**Work to be completed**
Copy all the entries word for word, but omit the pictures.

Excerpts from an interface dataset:
------------

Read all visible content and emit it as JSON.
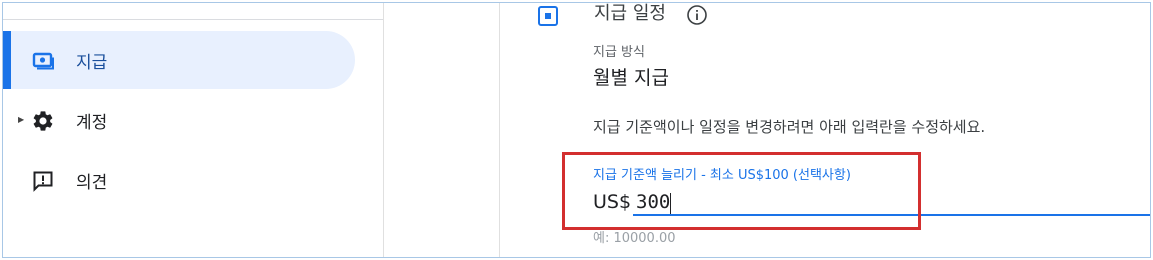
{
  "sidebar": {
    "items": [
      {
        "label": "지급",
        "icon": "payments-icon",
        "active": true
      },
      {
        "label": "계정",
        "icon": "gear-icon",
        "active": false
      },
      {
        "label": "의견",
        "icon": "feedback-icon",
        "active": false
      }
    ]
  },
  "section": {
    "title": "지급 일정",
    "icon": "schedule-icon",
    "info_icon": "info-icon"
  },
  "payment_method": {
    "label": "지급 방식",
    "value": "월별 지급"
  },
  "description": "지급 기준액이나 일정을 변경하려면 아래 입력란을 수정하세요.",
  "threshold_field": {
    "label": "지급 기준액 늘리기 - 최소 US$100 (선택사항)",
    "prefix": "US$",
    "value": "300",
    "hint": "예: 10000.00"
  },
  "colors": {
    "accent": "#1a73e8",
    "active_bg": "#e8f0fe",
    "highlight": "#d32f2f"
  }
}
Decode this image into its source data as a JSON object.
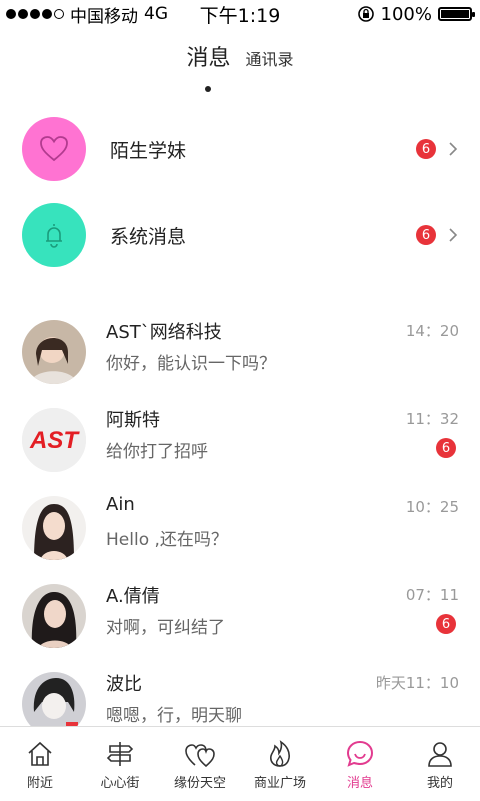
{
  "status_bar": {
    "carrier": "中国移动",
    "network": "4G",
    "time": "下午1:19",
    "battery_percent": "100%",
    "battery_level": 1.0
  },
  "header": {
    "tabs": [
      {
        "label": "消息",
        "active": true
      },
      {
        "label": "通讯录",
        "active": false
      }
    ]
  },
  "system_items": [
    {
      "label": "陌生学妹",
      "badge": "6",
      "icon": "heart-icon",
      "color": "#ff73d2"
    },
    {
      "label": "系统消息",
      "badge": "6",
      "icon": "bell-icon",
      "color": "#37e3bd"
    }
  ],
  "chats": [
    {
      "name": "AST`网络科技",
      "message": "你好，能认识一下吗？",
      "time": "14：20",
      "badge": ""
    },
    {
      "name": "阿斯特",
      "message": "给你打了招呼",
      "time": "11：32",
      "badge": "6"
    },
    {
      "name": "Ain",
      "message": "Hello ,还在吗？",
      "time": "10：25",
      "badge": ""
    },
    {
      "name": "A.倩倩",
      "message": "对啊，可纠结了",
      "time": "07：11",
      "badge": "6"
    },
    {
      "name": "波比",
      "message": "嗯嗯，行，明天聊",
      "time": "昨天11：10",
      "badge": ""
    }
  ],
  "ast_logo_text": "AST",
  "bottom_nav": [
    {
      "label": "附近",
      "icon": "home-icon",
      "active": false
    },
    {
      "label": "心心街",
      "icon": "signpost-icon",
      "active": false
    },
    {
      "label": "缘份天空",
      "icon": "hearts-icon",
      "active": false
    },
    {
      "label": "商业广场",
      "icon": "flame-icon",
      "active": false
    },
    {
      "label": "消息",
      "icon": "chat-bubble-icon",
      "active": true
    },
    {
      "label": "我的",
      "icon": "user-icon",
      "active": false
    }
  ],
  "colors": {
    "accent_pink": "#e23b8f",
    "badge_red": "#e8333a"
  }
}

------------

**Answer space**
Read all visible content and emit it as JSON.
{
  "sidebar": {
    "items": [
      {
        "label": "지급",
        "icon": "payments-icon",
        "active": true
      },
      {
        "label": "계정",
        "icon": "gear-icon",
        "active": false
      },
      {
        "label": "의견",
        "icon": "feedback-icon",
        "active": false
      }
    ]
  },
  "section": {
    "title": "지급 일정",
    "icon": "schedule-icon",
    "info_icon": "info-icon"
  },
  "payment_method": {
    "label": "지급 방식",
    "value": "월별 지급"
  },
  "description": "지급 기준액이나 일정을 변경하려면 아래 입력란을 수정하세요.",
  "threshold_field": {
    "label": "지급 기준액 늘리기 - 최소 US$100 (선택사항)",
    "prefix": "US$",
    "value": "300",
    "hint": "예: 10000.00"
  },
  "colors": {
    "accent": "#1a73e8",
    "active_bg": "#e8f0fe",
    "highlight": "#d32f2f"
  }
}
Decode this image into its source data as a JSON object.
{
  "status_bar": {
    "carrier": "中国移动",
    "network": "4G",
    "time": "下午1:19",
    "battery_percent": "100%",
    "battery_level": 1.0
  },
  "header": {
    "tabs": [
      {
        "label": "消息",
        "active": true
      },
      {
        "label": "通讯录",
        "active": false
      }
    ]
  },
  "system_items": [
    {
      "label": "陌生学妹",
      "badge": "6",
      "icon": "heart-icon",
      "color": "#ff73d2"
    },
    {
      "label": "系统消息",
      "badge": "6",
      "icon": "bell-icon",
      "color": "#37e3bd"
    }
  ],
  "chats": [
    {
      "name": "AST`网络科技",
      "message": "你好，能认识一下吗？",
      "time": "14：20",
      "badge": ""
    },
    {
      "name": "阿斯特",
      "message": "给你打了招呼",
      "time": "11：32",
      "badge": "6"
    },
    {
      "name": "Ain",
      "message": "Hello ,还在吗？",
      "time": "10：25",
      "badge": ""
    },
    {
      "name": "A.倩倩",
      "message": "对啊，可纠结了",
      "time": "07：11",
      "badge": "6"
    },
    {
      "name": "波比",
      "message": "嗯嗯，行，明天聊",
      "time": "昨天11：10",
      "badge": ""
    }
  ],
  "ast_logo_text": "AST",
  "bottom_nav": [
    {
      "label": "附近",
      "icon": "home-icon",
      "active": false
    },
    {
      "label": "心心街",
      "icon": "signpost-icon",
      "active": false
    },
    {
      "label": "缘份天空",
      "icon": "hearts-icon",
      "active": false
    },
    {
      "label": "商业广场",
      "icon": "flame-icon",
      "active": false
    },
    {
      "label": "消息",
      "icon": "chat-bubble-icon",
      "active": true
    },
    {
      "label": "我的",
      "icon": "user-icon",
      "active": false
    }
  ],
  "colors": {
    "accent_pink": "#e23b8f",
    "badge_red": "#e8333a"
  }
}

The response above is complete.